→ Exercise aim
Count the lines below that contain the word "نیاز", and give only that number.

→ Excerpted records
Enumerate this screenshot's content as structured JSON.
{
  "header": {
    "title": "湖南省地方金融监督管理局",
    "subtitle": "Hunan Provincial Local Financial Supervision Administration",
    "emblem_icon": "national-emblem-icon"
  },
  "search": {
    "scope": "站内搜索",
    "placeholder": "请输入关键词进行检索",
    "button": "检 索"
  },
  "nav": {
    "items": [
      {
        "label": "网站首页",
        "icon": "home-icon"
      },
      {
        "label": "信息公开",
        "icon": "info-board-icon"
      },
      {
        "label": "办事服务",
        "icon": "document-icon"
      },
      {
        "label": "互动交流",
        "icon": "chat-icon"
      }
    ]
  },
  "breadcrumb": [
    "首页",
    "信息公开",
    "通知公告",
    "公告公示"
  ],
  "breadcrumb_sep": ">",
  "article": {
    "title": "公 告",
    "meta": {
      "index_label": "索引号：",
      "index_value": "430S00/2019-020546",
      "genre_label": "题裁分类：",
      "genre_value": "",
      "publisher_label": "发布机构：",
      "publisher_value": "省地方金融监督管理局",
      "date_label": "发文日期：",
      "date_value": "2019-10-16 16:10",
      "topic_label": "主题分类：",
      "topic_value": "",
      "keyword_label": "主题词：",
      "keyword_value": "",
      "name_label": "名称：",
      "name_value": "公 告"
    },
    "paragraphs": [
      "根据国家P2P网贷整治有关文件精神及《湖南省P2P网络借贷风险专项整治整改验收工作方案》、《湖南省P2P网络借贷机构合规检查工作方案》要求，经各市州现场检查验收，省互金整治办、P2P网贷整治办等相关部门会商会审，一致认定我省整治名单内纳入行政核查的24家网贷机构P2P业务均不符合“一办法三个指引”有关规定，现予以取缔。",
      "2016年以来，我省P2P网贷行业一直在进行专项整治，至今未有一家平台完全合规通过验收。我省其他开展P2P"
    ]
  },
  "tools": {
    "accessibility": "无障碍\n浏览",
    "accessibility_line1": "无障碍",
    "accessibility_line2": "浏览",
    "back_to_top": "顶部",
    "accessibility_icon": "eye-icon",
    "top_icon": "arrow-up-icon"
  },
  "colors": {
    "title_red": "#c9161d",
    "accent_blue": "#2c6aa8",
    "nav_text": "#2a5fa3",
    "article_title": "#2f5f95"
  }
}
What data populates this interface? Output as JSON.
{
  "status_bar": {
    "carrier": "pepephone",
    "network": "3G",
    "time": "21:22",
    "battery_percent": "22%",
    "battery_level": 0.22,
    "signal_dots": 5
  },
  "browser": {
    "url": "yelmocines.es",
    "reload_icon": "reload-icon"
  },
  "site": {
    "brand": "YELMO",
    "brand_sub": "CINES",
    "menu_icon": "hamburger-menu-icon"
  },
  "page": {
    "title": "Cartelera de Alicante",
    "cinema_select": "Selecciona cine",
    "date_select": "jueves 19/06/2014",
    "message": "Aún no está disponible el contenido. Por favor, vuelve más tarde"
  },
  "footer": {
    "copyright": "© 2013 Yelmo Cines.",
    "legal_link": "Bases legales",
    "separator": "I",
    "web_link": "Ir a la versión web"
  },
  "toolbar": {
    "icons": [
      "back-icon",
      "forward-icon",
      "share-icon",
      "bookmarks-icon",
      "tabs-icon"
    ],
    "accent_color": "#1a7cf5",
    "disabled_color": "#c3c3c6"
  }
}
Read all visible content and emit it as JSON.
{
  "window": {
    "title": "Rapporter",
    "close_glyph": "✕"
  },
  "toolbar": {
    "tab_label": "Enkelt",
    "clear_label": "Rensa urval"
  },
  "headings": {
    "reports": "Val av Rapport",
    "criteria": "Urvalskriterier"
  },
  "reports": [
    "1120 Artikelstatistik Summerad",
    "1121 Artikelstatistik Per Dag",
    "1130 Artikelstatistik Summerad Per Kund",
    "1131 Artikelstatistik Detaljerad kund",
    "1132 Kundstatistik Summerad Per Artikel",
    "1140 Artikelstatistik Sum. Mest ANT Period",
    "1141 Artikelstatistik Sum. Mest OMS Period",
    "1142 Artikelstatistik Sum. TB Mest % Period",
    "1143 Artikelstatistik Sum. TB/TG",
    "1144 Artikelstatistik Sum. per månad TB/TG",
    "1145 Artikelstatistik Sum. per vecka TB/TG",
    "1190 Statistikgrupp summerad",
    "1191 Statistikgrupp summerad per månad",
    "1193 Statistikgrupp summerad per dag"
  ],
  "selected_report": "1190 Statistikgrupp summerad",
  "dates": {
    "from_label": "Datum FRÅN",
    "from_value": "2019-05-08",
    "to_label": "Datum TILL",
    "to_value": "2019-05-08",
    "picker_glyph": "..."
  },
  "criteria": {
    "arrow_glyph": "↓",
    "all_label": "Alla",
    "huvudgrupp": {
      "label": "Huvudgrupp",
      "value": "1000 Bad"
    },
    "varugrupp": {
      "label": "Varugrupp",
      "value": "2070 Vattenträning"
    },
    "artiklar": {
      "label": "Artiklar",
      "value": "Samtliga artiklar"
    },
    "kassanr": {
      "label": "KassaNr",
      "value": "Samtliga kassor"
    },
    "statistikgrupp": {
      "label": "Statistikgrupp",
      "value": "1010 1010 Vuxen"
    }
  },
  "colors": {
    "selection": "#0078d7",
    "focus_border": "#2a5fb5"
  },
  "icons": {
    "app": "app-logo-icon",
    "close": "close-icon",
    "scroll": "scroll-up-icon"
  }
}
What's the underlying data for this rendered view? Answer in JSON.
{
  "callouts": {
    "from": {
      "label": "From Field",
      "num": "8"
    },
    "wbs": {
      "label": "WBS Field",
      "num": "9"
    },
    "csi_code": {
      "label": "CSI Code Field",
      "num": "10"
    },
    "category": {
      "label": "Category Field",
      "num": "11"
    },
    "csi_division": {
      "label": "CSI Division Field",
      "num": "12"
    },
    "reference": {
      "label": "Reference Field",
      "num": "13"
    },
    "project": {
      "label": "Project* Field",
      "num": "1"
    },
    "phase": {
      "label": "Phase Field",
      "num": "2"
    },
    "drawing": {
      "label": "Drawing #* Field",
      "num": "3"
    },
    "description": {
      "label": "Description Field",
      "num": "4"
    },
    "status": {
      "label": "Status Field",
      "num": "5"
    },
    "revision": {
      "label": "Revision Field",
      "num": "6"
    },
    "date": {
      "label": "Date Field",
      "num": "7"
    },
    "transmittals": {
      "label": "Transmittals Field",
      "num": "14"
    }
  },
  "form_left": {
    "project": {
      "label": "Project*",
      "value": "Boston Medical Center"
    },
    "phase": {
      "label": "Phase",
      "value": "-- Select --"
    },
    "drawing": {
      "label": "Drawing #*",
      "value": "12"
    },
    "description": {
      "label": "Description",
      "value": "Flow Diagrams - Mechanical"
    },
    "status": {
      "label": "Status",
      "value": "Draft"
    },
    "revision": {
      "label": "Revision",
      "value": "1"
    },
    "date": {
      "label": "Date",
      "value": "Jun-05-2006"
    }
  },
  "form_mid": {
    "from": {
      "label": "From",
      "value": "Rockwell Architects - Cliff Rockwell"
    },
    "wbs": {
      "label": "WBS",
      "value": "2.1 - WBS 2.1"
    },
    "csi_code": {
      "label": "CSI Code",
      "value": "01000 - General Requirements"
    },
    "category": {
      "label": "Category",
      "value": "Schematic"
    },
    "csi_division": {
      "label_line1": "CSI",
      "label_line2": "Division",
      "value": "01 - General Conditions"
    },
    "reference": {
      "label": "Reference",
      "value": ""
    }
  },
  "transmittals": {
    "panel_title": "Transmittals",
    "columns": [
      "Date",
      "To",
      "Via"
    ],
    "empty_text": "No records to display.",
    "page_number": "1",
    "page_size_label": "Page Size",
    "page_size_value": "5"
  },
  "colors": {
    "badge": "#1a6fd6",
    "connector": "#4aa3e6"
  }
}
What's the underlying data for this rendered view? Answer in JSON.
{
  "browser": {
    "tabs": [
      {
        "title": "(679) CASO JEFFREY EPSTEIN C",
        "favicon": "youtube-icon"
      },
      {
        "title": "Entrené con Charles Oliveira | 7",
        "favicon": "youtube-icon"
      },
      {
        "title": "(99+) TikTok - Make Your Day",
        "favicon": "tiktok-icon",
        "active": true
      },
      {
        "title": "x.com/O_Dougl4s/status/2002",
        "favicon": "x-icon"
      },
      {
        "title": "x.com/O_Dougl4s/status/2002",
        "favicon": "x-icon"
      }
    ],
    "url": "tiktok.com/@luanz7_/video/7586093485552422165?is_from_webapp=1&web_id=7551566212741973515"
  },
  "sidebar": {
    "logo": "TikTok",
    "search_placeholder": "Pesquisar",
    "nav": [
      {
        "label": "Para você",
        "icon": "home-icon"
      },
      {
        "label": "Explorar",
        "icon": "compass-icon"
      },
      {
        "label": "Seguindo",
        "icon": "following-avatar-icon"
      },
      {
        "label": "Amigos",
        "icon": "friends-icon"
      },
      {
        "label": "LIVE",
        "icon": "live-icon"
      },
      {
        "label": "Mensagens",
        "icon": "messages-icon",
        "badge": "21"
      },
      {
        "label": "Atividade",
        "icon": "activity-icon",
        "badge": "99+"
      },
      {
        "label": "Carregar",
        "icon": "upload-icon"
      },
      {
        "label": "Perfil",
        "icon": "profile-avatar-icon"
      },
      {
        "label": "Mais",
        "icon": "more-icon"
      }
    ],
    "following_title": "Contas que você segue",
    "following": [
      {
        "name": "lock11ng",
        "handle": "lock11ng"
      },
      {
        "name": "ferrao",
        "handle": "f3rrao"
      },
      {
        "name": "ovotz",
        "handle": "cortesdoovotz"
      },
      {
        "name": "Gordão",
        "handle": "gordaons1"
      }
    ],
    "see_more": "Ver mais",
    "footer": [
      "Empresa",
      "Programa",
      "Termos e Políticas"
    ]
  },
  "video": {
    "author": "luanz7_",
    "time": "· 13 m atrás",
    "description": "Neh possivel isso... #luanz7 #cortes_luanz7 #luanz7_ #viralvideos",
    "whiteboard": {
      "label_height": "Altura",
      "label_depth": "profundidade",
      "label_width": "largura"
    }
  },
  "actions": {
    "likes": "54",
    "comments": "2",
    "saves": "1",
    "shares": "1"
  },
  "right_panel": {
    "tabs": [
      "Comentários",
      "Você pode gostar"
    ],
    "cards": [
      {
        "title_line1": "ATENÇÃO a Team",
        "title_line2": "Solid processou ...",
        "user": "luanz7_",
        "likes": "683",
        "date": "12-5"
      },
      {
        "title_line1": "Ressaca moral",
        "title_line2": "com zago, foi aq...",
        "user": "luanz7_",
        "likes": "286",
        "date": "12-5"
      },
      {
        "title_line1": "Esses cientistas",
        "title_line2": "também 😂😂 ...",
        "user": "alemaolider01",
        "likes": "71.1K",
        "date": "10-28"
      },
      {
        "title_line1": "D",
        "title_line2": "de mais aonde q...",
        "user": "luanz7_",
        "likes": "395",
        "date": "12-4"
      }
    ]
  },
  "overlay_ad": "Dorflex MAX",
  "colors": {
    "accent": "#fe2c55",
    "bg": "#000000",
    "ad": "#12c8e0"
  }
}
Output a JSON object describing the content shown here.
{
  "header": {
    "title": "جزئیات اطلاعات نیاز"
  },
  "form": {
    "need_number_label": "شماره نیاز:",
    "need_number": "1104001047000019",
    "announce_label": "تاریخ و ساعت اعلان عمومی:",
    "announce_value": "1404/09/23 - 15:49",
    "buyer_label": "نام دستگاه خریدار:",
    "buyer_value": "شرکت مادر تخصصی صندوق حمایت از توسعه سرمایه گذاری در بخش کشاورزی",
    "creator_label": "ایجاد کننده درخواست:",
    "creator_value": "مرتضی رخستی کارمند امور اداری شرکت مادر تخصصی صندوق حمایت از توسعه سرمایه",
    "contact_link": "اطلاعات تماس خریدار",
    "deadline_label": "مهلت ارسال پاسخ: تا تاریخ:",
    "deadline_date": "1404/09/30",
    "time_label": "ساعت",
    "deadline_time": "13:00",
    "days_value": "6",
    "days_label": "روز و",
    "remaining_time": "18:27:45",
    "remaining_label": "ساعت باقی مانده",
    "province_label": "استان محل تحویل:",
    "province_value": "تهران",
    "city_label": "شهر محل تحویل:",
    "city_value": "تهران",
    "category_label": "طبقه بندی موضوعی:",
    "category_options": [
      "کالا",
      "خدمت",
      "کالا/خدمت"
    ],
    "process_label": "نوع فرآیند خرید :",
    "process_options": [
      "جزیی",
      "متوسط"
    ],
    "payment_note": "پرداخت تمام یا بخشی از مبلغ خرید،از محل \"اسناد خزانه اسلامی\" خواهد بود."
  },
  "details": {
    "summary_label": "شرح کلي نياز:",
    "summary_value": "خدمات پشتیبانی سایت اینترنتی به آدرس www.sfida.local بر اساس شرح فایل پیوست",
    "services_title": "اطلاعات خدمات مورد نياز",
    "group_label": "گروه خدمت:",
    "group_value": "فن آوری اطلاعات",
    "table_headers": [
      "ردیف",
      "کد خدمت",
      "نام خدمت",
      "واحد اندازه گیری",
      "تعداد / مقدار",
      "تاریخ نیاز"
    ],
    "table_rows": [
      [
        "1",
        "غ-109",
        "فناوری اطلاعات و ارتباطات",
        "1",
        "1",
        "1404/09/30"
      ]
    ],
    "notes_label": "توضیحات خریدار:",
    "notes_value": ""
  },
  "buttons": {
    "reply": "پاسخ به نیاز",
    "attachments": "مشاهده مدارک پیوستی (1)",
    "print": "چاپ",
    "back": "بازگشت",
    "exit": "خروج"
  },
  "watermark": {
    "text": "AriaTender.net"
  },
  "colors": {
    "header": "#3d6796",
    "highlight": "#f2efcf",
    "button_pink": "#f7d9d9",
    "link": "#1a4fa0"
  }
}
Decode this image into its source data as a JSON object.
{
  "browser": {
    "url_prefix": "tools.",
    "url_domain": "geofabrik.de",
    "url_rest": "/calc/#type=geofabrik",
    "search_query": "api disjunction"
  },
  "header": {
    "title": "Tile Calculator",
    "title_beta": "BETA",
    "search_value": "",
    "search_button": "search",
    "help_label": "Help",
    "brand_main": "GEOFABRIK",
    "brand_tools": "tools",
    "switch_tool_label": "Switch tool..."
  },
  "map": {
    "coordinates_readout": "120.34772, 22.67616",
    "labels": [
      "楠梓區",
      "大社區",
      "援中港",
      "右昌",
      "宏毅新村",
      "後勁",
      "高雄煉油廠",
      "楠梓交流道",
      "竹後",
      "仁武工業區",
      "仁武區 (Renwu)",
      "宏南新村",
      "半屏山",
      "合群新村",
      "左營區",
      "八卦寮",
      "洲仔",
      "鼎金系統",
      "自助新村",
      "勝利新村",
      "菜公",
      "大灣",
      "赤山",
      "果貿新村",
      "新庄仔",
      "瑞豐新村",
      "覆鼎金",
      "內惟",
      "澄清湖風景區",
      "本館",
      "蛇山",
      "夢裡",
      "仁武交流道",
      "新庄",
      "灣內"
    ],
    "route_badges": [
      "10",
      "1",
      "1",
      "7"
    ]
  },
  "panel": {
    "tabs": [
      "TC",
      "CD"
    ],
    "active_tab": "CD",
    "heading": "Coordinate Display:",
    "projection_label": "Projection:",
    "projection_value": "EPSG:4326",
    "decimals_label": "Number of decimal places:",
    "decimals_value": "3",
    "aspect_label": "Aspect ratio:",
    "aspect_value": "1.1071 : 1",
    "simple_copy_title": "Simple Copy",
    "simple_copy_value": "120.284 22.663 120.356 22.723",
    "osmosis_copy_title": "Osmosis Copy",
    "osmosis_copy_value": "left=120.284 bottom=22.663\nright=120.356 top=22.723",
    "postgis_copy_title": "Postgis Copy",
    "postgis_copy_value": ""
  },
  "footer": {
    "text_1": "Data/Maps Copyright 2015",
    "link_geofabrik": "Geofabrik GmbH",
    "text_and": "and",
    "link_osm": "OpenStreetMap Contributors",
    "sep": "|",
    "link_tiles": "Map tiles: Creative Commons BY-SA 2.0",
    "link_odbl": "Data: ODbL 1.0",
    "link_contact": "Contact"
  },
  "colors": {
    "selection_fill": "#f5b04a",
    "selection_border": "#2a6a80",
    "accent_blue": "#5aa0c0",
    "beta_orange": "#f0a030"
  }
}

→ Your solution
4